DATA SHOWN:
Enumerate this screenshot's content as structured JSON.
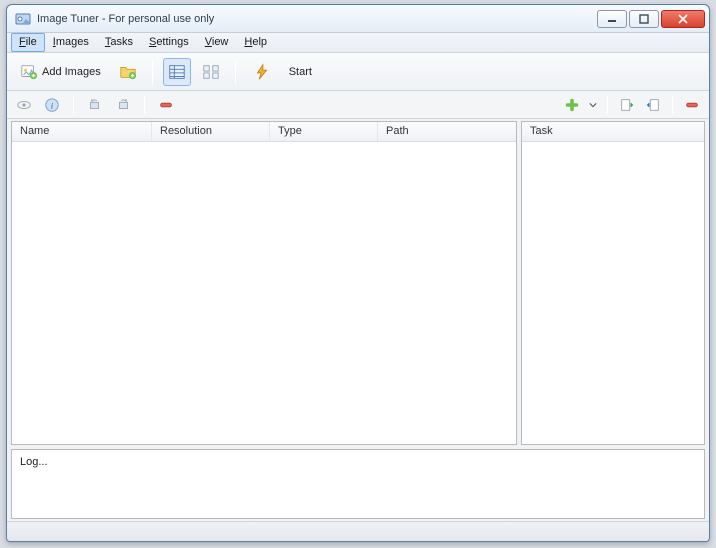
{
  "window": {
    "title": "Image Tuner - For personal use only"
  },
  "menu": {
    "file": "File",
    "images": "Images",
    "tasks": "Tasks",
    "settings": "Settings",
    "view": "View",
    "help": "Help"
  },
  "toolbar": {
    "add_images": "Add Images",
    "start": "Start"
  },
  "columns": {
    "name": "Name",
    "resolution": "Resolution",
    "type": "Type",
    "path": "Path",
    "task": "Task"
  },
  "log": {
    "label": "Log..."
  }
}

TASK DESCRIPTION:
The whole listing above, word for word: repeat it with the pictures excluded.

ANSWER SPACE:
Enumerate this screenshot's content as structured JSON.
{
  "window": {
    "title": "Image Tuner - For personal use only"
  },
  "menu": {
    "file": "File",
    "images": "Images",
    "tasks": "Tasks",
    "settings": "Settings",
    "view": "View",
    "help": "Help"
  },
  "toolbar": {
    "add_images": "Add Images",
    "start": "Start"
  },
  "columns": {
    "name": "Name",
    "resolution": "Resolution",
    "type": "Type",
    "path": "Path",
    "task": "Task"
  },
  "log": {
    "label": "Log..."
  }
}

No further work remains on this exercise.